(Excerpts from an interface dataset)
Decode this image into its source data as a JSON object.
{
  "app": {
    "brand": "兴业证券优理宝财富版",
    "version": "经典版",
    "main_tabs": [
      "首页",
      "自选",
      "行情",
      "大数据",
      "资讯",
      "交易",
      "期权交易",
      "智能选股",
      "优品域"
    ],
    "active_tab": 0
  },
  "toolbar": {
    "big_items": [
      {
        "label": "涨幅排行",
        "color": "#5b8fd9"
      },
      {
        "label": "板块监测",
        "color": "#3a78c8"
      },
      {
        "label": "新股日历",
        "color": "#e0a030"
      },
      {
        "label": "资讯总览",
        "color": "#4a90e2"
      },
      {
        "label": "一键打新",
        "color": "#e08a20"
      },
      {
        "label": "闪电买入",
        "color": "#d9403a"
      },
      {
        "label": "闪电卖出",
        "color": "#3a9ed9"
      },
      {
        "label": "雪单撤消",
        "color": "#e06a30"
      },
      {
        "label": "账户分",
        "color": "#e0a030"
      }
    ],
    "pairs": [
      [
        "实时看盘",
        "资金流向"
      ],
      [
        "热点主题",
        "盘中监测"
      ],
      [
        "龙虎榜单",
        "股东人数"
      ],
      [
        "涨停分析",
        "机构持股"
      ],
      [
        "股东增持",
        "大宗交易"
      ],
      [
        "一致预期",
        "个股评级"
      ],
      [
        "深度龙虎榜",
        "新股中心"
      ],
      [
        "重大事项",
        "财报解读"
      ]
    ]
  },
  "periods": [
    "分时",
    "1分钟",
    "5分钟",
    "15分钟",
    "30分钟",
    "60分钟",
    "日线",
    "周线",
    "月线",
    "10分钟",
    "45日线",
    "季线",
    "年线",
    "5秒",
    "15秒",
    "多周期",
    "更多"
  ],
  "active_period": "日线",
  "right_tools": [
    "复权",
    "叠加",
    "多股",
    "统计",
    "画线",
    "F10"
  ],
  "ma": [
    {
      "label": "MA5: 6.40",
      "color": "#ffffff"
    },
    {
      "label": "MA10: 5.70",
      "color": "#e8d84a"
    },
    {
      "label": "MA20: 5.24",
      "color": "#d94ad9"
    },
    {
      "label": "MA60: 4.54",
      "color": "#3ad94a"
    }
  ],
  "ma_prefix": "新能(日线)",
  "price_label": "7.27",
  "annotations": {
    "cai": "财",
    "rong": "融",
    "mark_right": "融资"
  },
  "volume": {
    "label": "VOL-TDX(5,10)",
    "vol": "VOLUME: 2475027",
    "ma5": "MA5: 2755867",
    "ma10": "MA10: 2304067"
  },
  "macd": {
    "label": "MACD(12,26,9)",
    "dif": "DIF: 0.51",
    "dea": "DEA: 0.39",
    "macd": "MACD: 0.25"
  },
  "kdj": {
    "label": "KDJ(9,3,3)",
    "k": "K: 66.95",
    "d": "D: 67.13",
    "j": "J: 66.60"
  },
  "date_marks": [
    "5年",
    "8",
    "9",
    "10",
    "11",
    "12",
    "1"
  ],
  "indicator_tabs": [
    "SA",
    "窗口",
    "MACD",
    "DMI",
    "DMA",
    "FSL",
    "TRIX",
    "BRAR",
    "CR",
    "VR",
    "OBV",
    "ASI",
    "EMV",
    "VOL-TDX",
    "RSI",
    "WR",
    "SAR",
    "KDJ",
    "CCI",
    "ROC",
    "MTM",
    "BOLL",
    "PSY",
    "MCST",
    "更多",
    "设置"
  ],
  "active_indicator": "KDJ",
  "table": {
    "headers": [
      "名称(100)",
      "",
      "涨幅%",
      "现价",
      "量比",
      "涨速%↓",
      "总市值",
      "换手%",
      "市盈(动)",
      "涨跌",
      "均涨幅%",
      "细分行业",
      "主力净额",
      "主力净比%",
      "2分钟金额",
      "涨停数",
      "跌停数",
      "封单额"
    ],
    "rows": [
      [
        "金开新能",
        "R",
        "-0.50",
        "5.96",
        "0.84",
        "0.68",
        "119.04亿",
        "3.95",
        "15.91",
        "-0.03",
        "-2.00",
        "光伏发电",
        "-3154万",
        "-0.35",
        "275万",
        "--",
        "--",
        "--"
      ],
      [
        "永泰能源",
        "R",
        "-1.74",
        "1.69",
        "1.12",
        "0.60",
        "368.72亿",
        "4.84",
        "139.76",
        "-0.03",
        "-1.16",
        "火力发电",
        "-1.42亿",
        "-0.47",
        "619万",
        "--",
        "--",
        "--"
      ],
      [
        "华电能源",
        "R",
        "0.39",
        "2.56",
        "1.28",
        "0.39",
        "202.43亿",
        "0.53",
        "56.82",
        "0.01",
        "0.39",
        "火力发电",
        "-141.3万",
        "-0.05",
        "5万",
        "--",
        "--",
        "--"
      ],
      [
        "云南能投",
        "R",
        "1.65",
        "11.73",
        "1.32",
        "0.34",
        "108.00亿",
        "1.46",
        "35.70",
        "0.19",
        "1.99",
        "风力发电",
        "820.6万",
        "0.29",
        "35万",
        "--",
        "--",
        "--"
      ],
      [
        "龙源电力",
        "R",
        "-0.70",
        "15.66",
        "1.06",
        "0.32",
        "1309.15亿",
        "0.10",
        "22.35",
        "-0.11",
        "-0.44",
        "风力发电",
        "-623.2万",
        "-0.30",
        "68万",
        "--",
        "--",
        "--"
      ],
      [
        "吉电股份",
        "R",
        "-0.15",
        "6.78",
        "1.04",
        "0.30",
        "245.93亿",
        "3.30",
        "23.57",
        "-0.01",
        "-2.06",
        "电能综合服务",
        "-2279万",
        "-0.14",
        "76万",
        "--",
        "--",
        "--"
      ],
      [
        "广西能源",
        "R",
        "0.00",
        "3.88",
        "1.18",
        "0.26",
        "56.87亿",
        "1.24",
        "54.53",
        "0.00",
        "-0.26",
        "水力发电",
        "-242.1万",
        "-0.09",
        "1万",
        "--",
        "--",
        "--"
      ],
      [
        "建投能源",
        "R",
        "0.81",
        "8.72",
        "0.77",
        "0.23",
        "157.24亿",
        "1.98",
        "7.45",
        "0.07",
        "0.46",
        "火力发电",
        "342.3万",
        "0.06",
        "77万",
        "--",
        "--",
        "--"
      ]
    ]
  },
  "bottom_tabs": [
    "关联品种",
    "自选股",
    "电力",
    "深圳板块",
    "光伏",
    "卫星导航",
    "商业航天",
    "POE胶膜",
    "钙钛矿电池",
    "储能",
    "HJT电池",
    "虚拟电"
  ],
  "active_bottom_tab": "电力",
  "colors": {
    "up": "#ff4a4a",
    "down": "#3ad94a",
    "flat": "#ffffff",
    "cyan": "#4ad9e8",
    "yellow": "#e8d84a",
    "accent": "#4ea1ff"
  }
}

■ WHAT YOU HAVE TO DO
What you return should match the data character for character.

■ SOLUTION FOR THIS TASK
Decode this image into its source data as a JSON object.
{
  "app": {
    "brand": "兴业证券优理宝财富版",
    "version": "经典版",
    "main_tabs": [
      "首页",
      "自选",
      "行情",
      "大数据",
      "资讯",
      "交易",
      "期权交易",
      "智能选股",
      "优品域"
    ],
    "active_tab": 0
  },
  "toolbar": {
    "big_items": [
      {
        "label": "涨幅排行",
        "color": "#5b8fd9"
      },
      {
        "label": "板块监测",
        "color": "#3a78c8"
      },
      {
        "label": "新股日历",
        "color": "#e0a030"
      },
      {
        "label": "资讯总览",
        "color": "#4a90e2"
      },
      {
        "label": "一键打新",
        "color": "#e08a20"
      },
      {
        "label": "闪电买入",
        "color": "#d9403a"
      },
      {
        "label": "闪电卖出",
        "color": "#3a9ed9"
      },
      {
        "label": "雪单撤消",
        "color": "#e06a30"
      },
      {
        "label": "账户分",
        "color": "#e0a030"
      }
    ],
    "pairs": [
      [
        "实时看盘",
        "资金流向"
      ],
      [
        "热点主题",
        "盘中监测"
      ],
      [
        "龙虎榜单",
        "股东人数"
      ],
      [
        "涨停分析",
        "机构持股"
      ],
      [
        "股东增持",
        "大宗交易"
      ],
      [
        "一致预期",
        "个股评级"
      ],
      [
        "深度龙虎榜",
        "新股中心"
      ],
      [
        "重大事项",
        "财报解读"
      ]
    ]
  },
  "periods": [
    "分时",
    "1分钟",
    "5分钟",
    "15分钟",
    "30分钟",
    "60分钟",
    "日线",
    "周线",
    "月线",
    "10分钟",
    "45日线",
    "季线",
    "年线",
    "5秒",
    "15秒",
    "多周期",
    "更多"
  ],
  "active_period": "日线",
  "right_tools": [
    "复权",
    "叠加",
    "多股",
    "统计",
    "画线",
    "F10"
  ],
  "ma": [
    {
      "label": "MA5: 6.40",
      "color": "#ffffff"
    },
    {
      "label": "MA10: 5.70",
      "color": "#e8d84a"
    },
    {
      "label": "MA20: 5.24",
      "color": "#d94ad9"
    },
    {
      "label": "MA60: 4.54",
      "color": "#3ad94a"
    }
  ],
  "ma_prefix": "新能(日线)",
  "price_label": "7.27",
  "annotations": {
    "cai": "财",
    "rong": "融",
    "mark_right": "融资"
  },
  "volume": {
    "label": "VOL-TDX(5,10)",
    "vol": "VOLUME: 2475027",
    "ma5": "MA5: 2755867",
    "ma10": "MA10: 2304067"
  },
  "macd": {
    "label": "MACD(12,26,9)",
    "dif": "DIF: 0.51",
    "dea": "DEA: 0.39",
    "macd": "MACD: 0.25"
  },
  "kdj": {
    "label": "KDJ(9,3,3)",
    "k": "K: 66.95",
    "d": "D: 67.13",
    "j": "J: 66.60"
  },
  "date_marks": [
    "5年",
    "8",
    "9",
    "10",
    "11",
    "12",
    "1"
  ],
  "indicator_tabs": [
    "SA",
    "窗口",
    "MACD",
    "DMI",
    "DMA",
    "FSL",
    "TRIX",
    "BRAR",
    "CR",
    "VR",
    "OBV",
    "ASI",
    "EMV",
    "VOL-TDX",
    "RSI",
    "WR",
    "SAR",
    "KDJ",
    "CCI",
    "ROC",
    "MTM",
    "BOLL",
    "PSY",
    "MCST",
    "更多",
    "设置"
  ],
  "active_indicator": "KDJ",
  "table": {
    "headers": [
      "名称(100)",
      "",
      "涨幅%",
      "现价",
      "量比",
      "涨速%↓",
      "总市值",
      "换手%",
      "市盈(动)",
      "涨跌",
      "均涨幅%",
      "细分行业",
      "主力净额",
      "主力净比%",
      "2分钟金额",
      "涨停数",
      "跌停数",
      "封单额"
    ],
    "rows": [
      [
        "金开新能",
        "R",
        "-0.50",
        "5.96",
        "0.84",
        "0.68",
        "119.04亿",
        "3.95",
        "15.91",
        "-0.03",
        "-2.00",
        "光伏发电",
        "-3154万",
        "-0.35",
        "275万",
        "--",
        "--",
        "--"
      ],
      [
        "永泰能源",
        "R",
        "-1.74",
        "1.69",
        "1.12",
        "0.60",
        "368.72亿",
        "4.84",
        "139.76",
        "-0.03",
        "-1.16",
        "火力发电",
        "-1.42亿",
        "-0.47",
        "619万",
        "--",
        "--",
        "--"
      ],
      [
        "华电能源",
        "R",
        "0.39",
        "2.56",
        "1.28",
        "0.39",
        "202.43亿",
        "0.53",
        "56.82",
        "0.01",
        "0.39",
        "火力发电",
        "-141.3万",
        "-0.05",
        "5万",
        "--",
        "--",
        "--"
      ],
      [
        "云南能投",
        "R",
        "1.65",
        "11.73",
        "1.32",
        "0.34",
        "108.00亿",
        "1.46",
        "35.70",
        "0.19",
        "1.99",
        "风力发电",
        "820.6万",
        "0.29",
        "35万",
        "--",
        "--",
        "--"
      ],
      [
        "龙源电力",
        "R",
        "-0.70",
        "15.66",
        "1.06",
        "0.32",
        "1309.15亿",
        "0.10",
        "22.35",
        "-0.11",
        "-0.44",
        "风力发电",
        "-623.2万",
        "-0.30",
        "68万",
        "--",
        "--",
        "--"
      ],
      [
        "吉电股份",
        "R",
        "-0.15",
        "6.78",
        "1.04",
        "0.30",
        "245.93亿",
        "3.30",
        "23.57",
        "-0.01",
        "-2.06",
        "电能综合服务",
        "-2279万",
        "-0.14",
        "76万",
        "--",
        "--",
        "--"
      ],
      [
        "广西能源",
        "R",
        "0.00",
        "3.88",
        "1.18",
        "0.26",
        "56.87亿",
        "1.24",
        "54.53",
        "0.00",
        "-0.26",
        "水力发电",
        "-242.1万",
        "-0.09",
        "1万",
        "--",
        "--",
        "--"
      ],
      [
        "建投能源",
        "R",
        "0.81",
        "8.72",
        "0.77",
        "0.23",
        "157.24亿",
        "1.98",
        "7.45",
        "0.07",
        "0.46",
        "火力发电",
        "342.3万",
        "0.06",
        "77万",
        "--",
        "--",
        "--"
      ]
    ]
  },
  "bottom_tabs": [
    "关联品种",
    "自选股",
    "电力",
    "深圳板块",
    "光伏",
    "卫星导航",
    "商业航天",
    "POE胶膜",
    "钙钛矿电池",
    "储能",
    "HJT电池",
    "虚拟电"
  ],
  "active_bottom_tab": "电力",
  "colors": {
    "up": "#ff4a4a",
    "down": "#3ad94a",
    "flat": "#ffffff",
    "cyan": "#4ad9e8",
    "yellow": "#e8d84a",
    "accent": "#4ea1ff"
  }
}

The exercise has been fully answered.